Where does the current flow? So, watch for circulating currents from your part. There are times when providing a separate ground plane can work well as long as the circulating currents can be kept locally to the ground plane and do not need to return to your circuit ground through some unknown parasitic. So the best solution is to use flooded ground planes that are all connected together. What about the power planes?

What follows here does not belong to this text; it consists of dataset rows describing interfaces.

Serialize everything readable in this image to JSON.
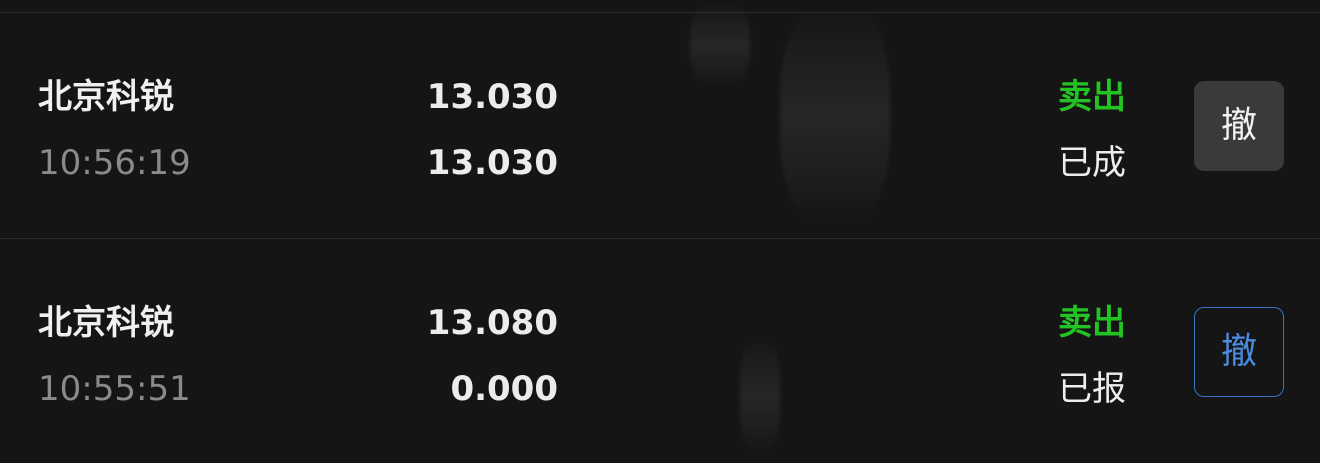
{
  "orders": [
    {
      "stock_name": "北京科锐",
      "time": "10:56:19",
      "order_price": "13.030",
      "deal_price": "13.030",
      "side": "卖出",
      "status": "已成",
      "cancel_label": "撤",
      "cancel_style": "filled"
    },
    {
      "stock_name": "北京科锐",
      "time": "10:55:51",
      "order_price": "13.080",
      "deal_price": "0.000",
      "side": "卖出",
      "status": "已报",
      "cancel_label": "撤",
      "cancel_style": "outlined"
    }
  ],
  "colors": {
    "background": "#151516",
    "sell": "#22c322",
    "cancel_outline": "#3b74bf",
    "cancel_filled_bg": "#3a3a3c"
  }
}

For the power routing, the power distribution can be in the form of a power plane or can be treated as wide routes if the current is not large enough to create undesired IR drops. Furthermore, the case for power routes can improve isolation by reducing coupling capacitance from different sources of digital power and analog power. Lastly, it is important to treat differential inputs as differential all the way from the test port to the DUT pin. Once the board has been routed properly, do not forget about the package and socket as these are just as critical to a successful AVB.

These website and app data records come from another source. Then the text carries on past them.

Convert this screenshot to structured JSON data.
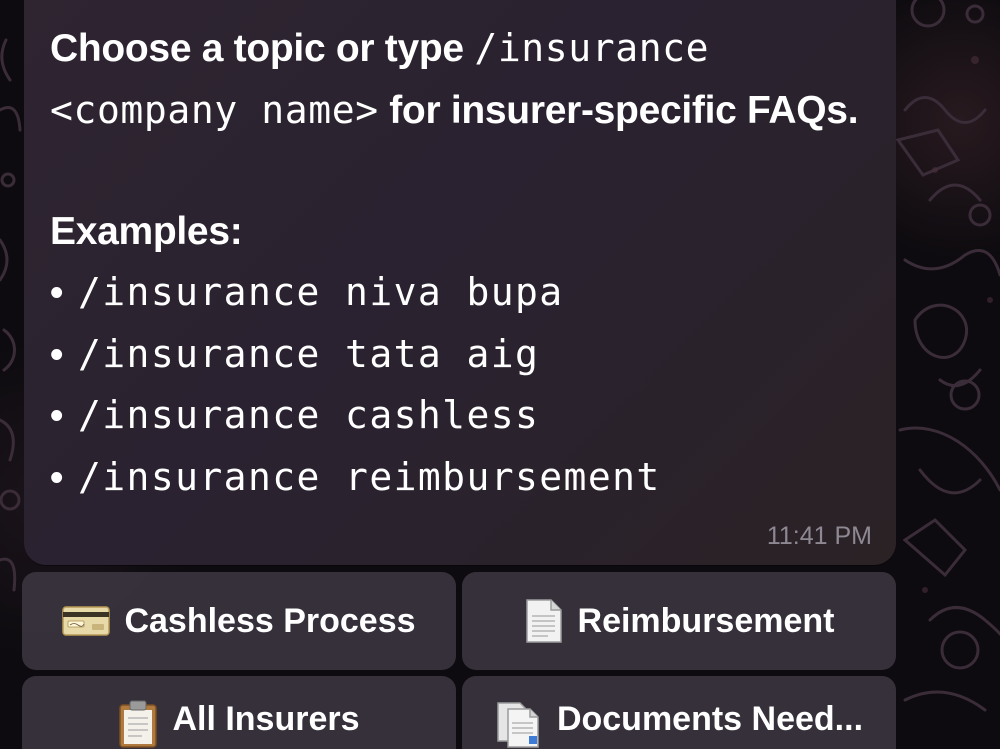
{
  "message": {
    "intro_bold_1": "Choose a topic or type ",
    "intro_code": "/insurance <company name>",
    "intro_bold_2": " for insurer-specific FAQs.",
    "examples_heading": "Examples:",
    "bullet": "•",
    "examples": [
      "/insurance niva bupa",
      "/insurance tata aig",
      "/insurance cashless",
      "/insurance reimbursement"
    ],
    "timestamp": "11:41 PM"
  },
  "keyboard": {
    "buttons": [
      {
        "label": "Cashless Process",
        "icon": "credit-card-icon"
      },
      {
        "label": "Reimbursement",
        "icon": "page-facing-up-icon"
      },
      {
        "label": "All Insurers",
        "icon": "clipboard-icon"
      },
      {
        "label": "Documents Need...",
        "icon": "documents-icon"
      }
    ]
  },
  "colors": {
    "bubble": "#2c2430",
    "button": "#3a343e",
    "text": "#ffffff",
    "timestamp": "#8e8893"
  }
}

As stated, we must not forget about the package and socket used for the evaluation on the AVB. Regarding the package, one of the best packages for evaluating circuits that I have found are standard type packages such as a QFN with an exposed flag. Shown in figure 4 are pictures of example implementation of using a QFN package. As shown in figure 4, the exposed flag is the key as it provides the ability to down bond all of the grounds to a low inductance connection to the board ground. In addition, the down bonds are shorter in length compared to the bond wires needed to attach to the lead frame further reducing the inductance of the grounding impedance.
Lastly, we cannot forget about the size of the board. Understand the limits and criteria for the signals being measured. Are the signals sensitive to external influences? If this is the case does the board need to be small enough to fit into a shielded cage? What about isolation between ports. Is the board large enough to avoid various data collecting ports and or function on the board from interacting? Sometimes it may be necessary for the board to be design to test a specific function of the part and a separate board for testing the remaining functions.